Another hurdle in the journey of integration was mastering English. It wasn’t a completely new language to me, but I was definitely behind by the time I wanted to enrol at UBC in 1976. It was determined that I had mastered the basic reading and writing skills of a fifth grader, which was a problem for someone wanting to take a first year course in English. I knew my degree in Social Work and limited English weren't going to carry me far, and there was no way I was giving up on my dream of working with children in Canada.
The first year at UBC was difficult. I struggled to keep up with the lectures, my essays would come back littered in red ink and I would stay extra hours with my professors to improve my writing. I attribute a great deal of my achievements in my first year to my English professor as his encouragement and guidance paved the pathway to my success. I sailed through the next three years easily and graduated with a B+ average with a Bachelor in Education, with no student loan to pay back as I had worked full time through all those years. Sadly, there were no teaching jobs then in Vancouver. I was left to choose between the occasional substituting job or teaching in the interior. I decided to move to the little town of Merritt for a while, living out of the Road Runner Motel.
Years later, my brother would run in to my English teacher back in Germany. He had always made fun of me as I always failed my vocabulary tests. When he inquired as to what I was up to, my brother told him I had moved to Canada and had become a teacher. Hearing that the look on his face was one of pure bewilderment brought joy to my heart and made me realize anything is possible, even if you’ve been told your whole life that it isn’t.

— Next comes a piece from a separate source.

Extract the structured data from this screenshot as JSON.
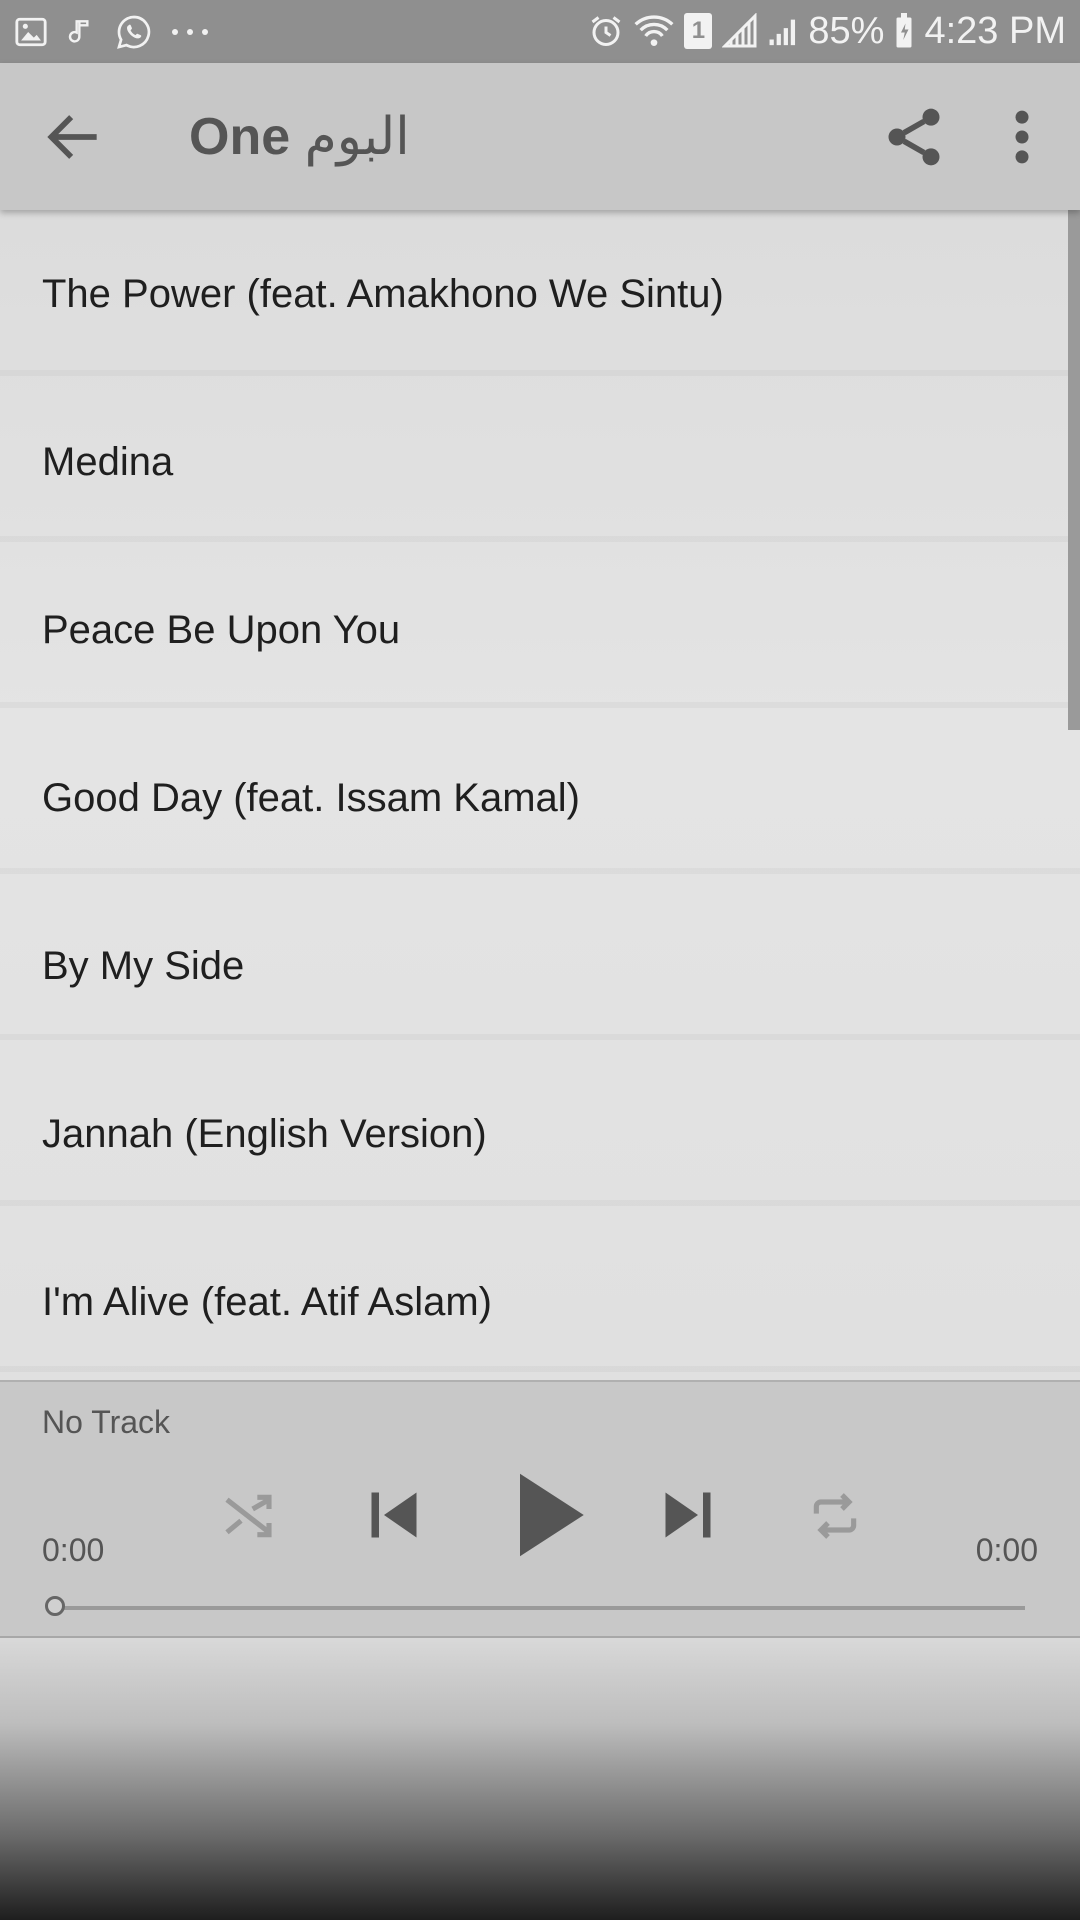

Living in Canada was exciting then and still is now. It is a safe and beautiful country full of kind people. My first impression of the stunning landscapes and all of the amazing opportunities still lingers true today. Over the years, I have embraced the outdoors, learning how to hike, ski, kayak, camp, and even fish and hunt with my husband briefly in the early years. We explored the interior of B.C. in our 15-year-old station wagon (that cost us only $500), full of rusty holes that allowed the dust to fill the inside on those gravel roads. We stopped at the side of the road and slept on a mattress in the back. All was new and exciting, and the beauty of the outdoors was breath-taking.
In 1980, we decided to buy a home, as it was affordable in those days and my first husband and I became proud homeowners in North Burnaby. It was an 8-year-old, five bedroom house with two levels, a huge garden filled with trees on a double lot for $144,000…today worth well over a million. I began to pursue the beginning stages of a business in childcare that would later expand into one of the top daycare facilities in North Vancouver. Even though I was stressed at times with the demands of balancing a full-time university program, work and domestic duties, I always knew I could handle it.
As I reflect on those early years I am filled with gratitude for this country I am privileged to call my home. Over 40 years have passed since I set foot in Canada…what a beautiful journey it has been so far!